Korean Literature and Culture in the Globalizing World
January 26, 2018
Location: National Churchill Library and Center (Gelman Libaray 101a)
Speaker: Sergei O. Kurbanov. Professor, St. Petersburg University; Visiting Scholar, GW Institute for Korean Studies
Abstract: North Korea is usually presented to the public as a dictatorial regime with a hungry population and world-threatening nuclear and missile programs. The perception of North Korea as a “corrupt regime” which “should be dismantled” causes misunderstanding of this country, which leads to ineffective foreign policy decision making along with being surprised when discovering the existence of technology and advanced modern science within the country.

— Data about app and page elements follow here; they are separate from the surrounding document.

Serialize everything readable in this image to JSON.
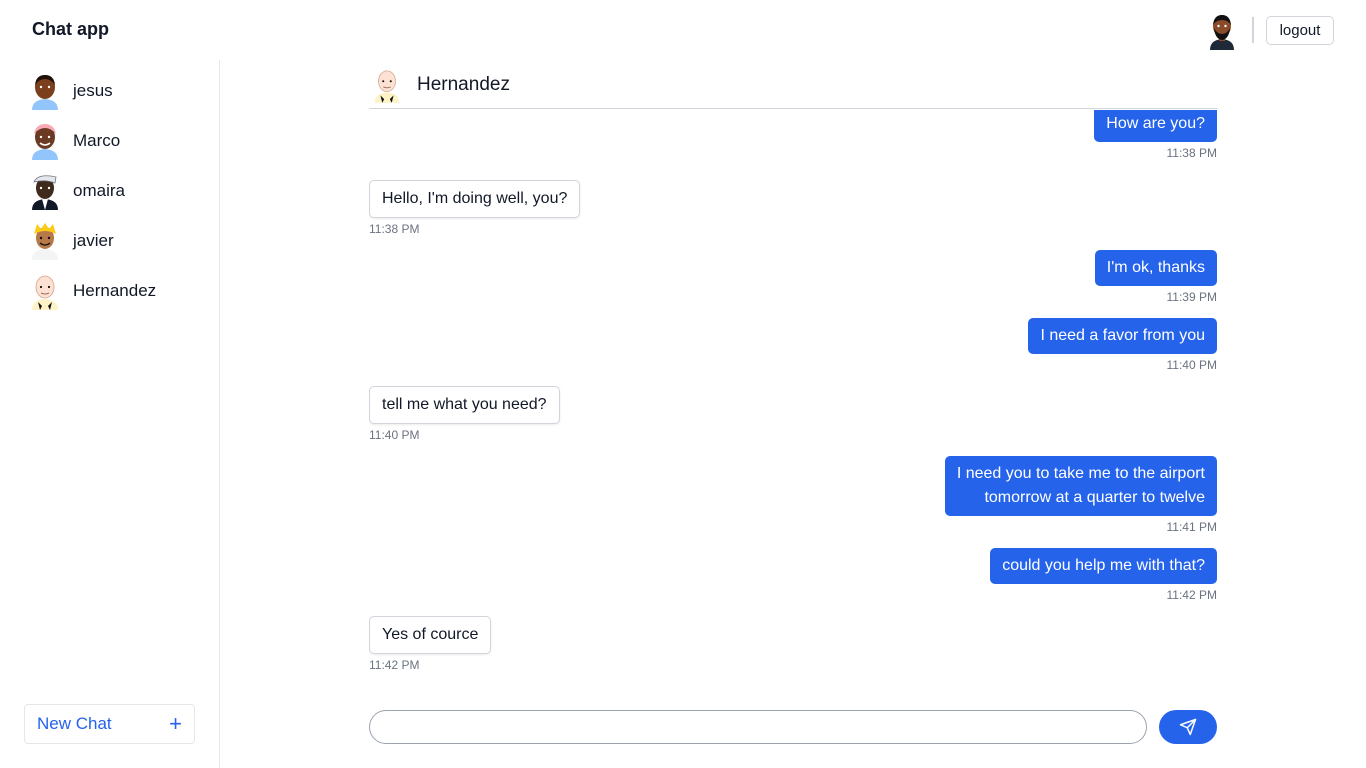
{
  "app": {
    "title": "Chat app"
  },
  "header": {
    "logout_label": "logout",
    "avatar_icon": "user-avatar-bearded"
  },
  "sidebar": {
    "contacts": [
      {
        "name": "jesus",
        "avatar_color": "#7c3f1d"
      },
      {
        "name": "Marco",
        "avatar_color": "#f9a8b4"
      },
      {
        "name": "omaira",
        "avatar_color": "#3f2a1c"
      },
      {
        "name": "javier",
        "avatar_color": "#facc15"
      },
      {
        "name": "Hernandez",
        "avatar_color": "#fde2d4"
      }
    ],
    "new_chat_label": "New Chat",
    "new_chat_icon": "+"
  },
  "chat": {
    "contact_name": "Hernandez",
    "messages": [
      {
        "from": "me",
        "text": "How are you?",
        "time": "11:38 PM"
      },
      {
        "from": "them",
        "text": "Hello, I'm doing well, you?",
        "time": "11:38 PM"
      },
      {
        "from": "me",
        "text": "I'm ok, thanks",
        "time": "11:39 PM"
      },
      {
        "from": "me",
        "text": "I need a favor from you",
        "time": "11:40 PM"
      },
      {
        "from": "them",
        "text": "tell me what you need?",
        "time": "11:40 PM"
      },
      {
        "from": "me",
        "text": "I need you to take me to the airport\ntomorrow at a quarter to twelve",
        "time": "11:41 PM"
      },
      {
        "from": "me",
        "text": "could you help me with that?",
        "time": "11:42 PM"
      },
      {
        "from": "them",
        "text": "Yes of cource",
        "time": "11:42 PM"
      }
    ]
  },
  "composer": {
    "value": "",
    "placeholder": "",
    "send_icon": "paper-plane-icon"
  },
  "colors": {
    "accent": "#2563eb",
    "border": "#d1d5db",
    "muted": "#6b7280"
  }
}
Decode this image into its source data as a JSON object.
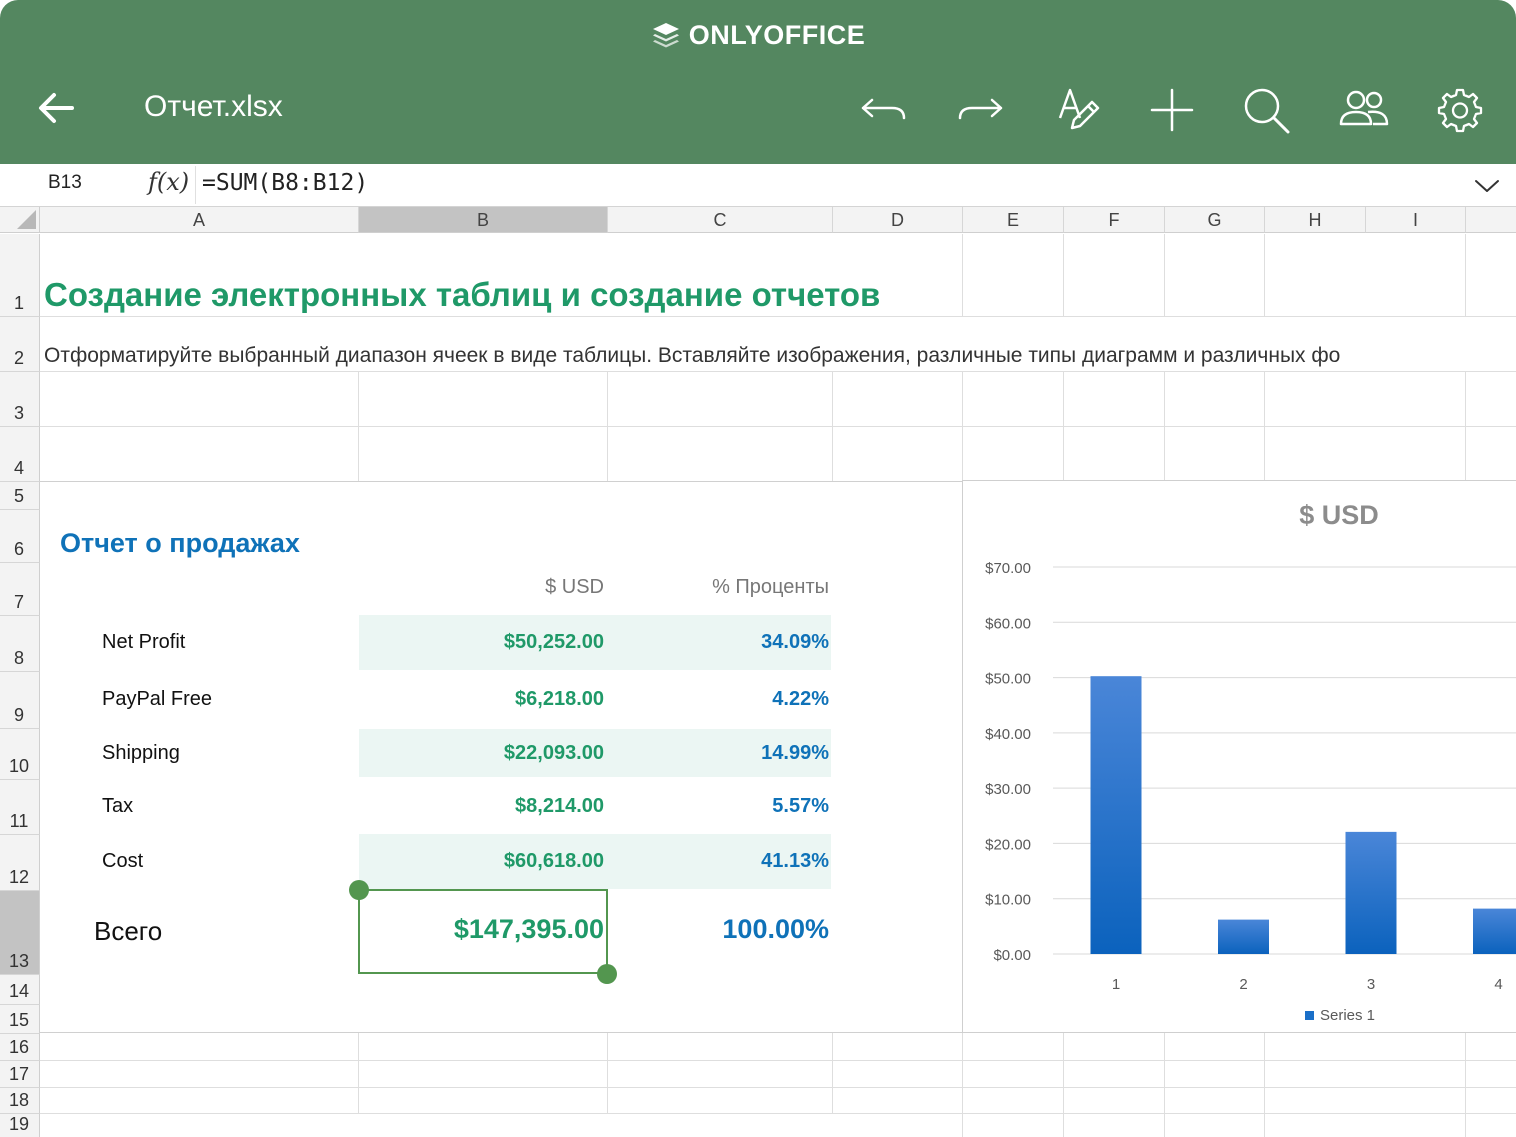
{
  "app": {
    "brand": "ONLYOFFICE",
    "document_title": "Отчет.xlsx"
  },
  "toolbar": {
    "icons": [
      "back-arrow-icon",
      "undo-icon",
      "redo-icon",
      "text-edit-icon",
      "add-icon",
      "search-icon",
      "users-icon",
      "gear-icon"
    ]
  },
  "formula_bar": {
    "cell_ref": "B13",
    "fx_label": "f(x)",
    "formula": "=SUM(B8:B12)"
  },
  "columns": [
    "A",
    "B",
    "C",
    "D",
    "E",
    "F",
    "G",
    "H",
    "I"
  ],
  "rows": [
    "1",
    "2",
    "3",
    "4",
    "5",
    "6",
    "7",
    "8",
    "9",
    "10",
    "11",
    "12",
    "13",
    "14",
    "15",
    "16",
    "17",
    "18",
    "19"
  ],
  "sheet": {
    "title": "Создание электронных таблиц и создание отчетов",
    "subtitle": "Отформатируйте выбранный диапазон ячеек в виде таблицы. Вставляйте изображения, различные типы диаграмм и различных фо",
    "report_title": "Отчет о продажах",
    "header_usd": "$ USD",
    "header_pct": "% Проценты",
    "items": [
      {
        "label": "Net Profit",
        "usd": "$50,252.00",
        "pct": "34.09%"
      },
      {
        "label": "PayPal Free",
        "usd": "$6,218.00",
        "pct": "4.22%"
      },
      {
        "label": "Shipping",
        "usd": "$22,093.00",
        "pct": "14.99%"
      },
      {
        "label": "Tax",
        "usd": "$8,214.00",
        "pct": "5.57%"
      },
      {
        "label": "Cost",
        "usd": "$60,618.00",
        "pct": "41.13%"
      }
    ],
    "total": {
      "label": "Всего",
      "usd": "$147,395.00",
      "pct": "100.00%"
    }
  },
  "colors": {
    "topbar": "#548760",
    "green_text": "#1f9968",
    "blue_text": "#0f72b8",
    "bar": "#1a6fc8"
  },
  "chart_data": {
    "type": "bar",
    "title": "$ USD",
    "categories": [
      "1",
      "2",
      "3",
      "4"
    ],
    "series": [
      {
        "name": "Series 1",
        "values": [
          50.25,
          6.22,
          22.09,
          8.21
        ]
      }
    ],
    "ylim": [
      0,
      70
    ],
    "yticks": [
      "$0.00",
      "$10.00",
      "$20.00",
      "$30.00",
      "$40.00",
      "$50.00",
      "$60.00",
      "$70.00"
    ],
    "grid": true,
    "legend": "bottom"
  }
}
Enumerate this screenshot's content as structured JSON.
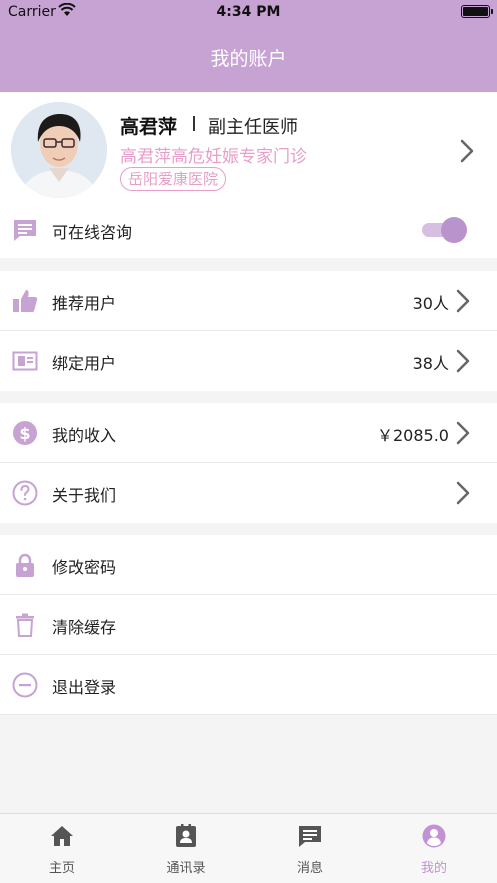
{
  "status_bar": {
    "carrier": "Carrier",
    "time": "4:34 PM"
  },
  "header": {
    "title": "我的账户"
  },
  "profile": {
    "name": "高君萍",
    "title": "副主任医师",
    "clinic": "高君萍高危妊娠专家门诊",
    "hospital": "岳阳爱康医院"
  },
  "consult": {
    "label": "可在线咨询",
    "enabled": true
  },
  "menu": {
    "group1": [
      {
        "label": "推荐用户",
        "value": "30人",
        "icon": "thumbs-up-icon"
      },
      {
        "label": "绑定用户",
        "value": "38人",
        "icon": "id-card-icon"
      }
    ],
    "group2": [
      {
        "label": "我的收入",
        "value": "￥2085.0",
        "icon": "dollar-circle-icon"
      },
      {
        "label": "关于我们",
        "value": "",
        "icon": "question-circle-icon"
      }
    ],
    "group3": [
      {
        "label": "修改密码",
        "icon": "lock-icon"
      },
      {
        "label": "清除缓存",
        "icon": "trash-icon"
      },
      {
        "label": "退出登录",
        "icon": "minus-circle-icon"
      }
    ]
  },
  "tabs": [
    {
      "label": "主页",
      "icon": "home-icon"
    },
    {
      "label": "通讯录",
      "icon": "contacts-icon"
    },
    {
      "label": "消息",
      "icon": "message-icon"
    },
    {
      "label": "我的",
      "icon": "user-icon",
      "active": true
    }
  ],
  "colors": {
    "accent": "#c7a3d3",
    "icon": "#c7a3d3",
    "pink": "#e79ec9",
    "active_tab": "#c292d4"
  }
}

The DPRK is a country with “5000 years of history”, beginning from the Ancient Joseon period (2333 B.C. – 108 B.C.), continuing through the formation of a socialist state in the northern half of the Korean Peninsula in 1945 – 1948. North Korean science and industry also has a long history and background. In the 21st century, North Korean citizens and authorities continue to collect knowledge of the world's modernization processes and strive to follow it.
This talk will give various examples of North Korean modernization and will demonstrate the new look of this country.
Speaker Bio: Sergei O. Kurbanov is a professor and the chair of the newly established Department of Korean Studies at St. Petersburg University. In 1997, he developed and opened the “Korean History Major” BA Program. His spheres of interest are wide, including the general history of Korea (with books published in 2002 and 2009), Korean Confucianism (book in 2007), and the everyday lives of North and South Koreans in 1987 – 2000s (books in 2013 and 2017). He also wrote and compiled a biography (published in 2016) of Kim Gu, the head of the Provisional government of the Republic of Korea in China, as well as a book on the theory of historical science (book in 2016). Currently, Prof. S.O. Kurbanov is undertaking a project to write a book on the history of North Korea between 2000 and 2018.
*This event is co-sponsored by GW Institute for Korean Studies.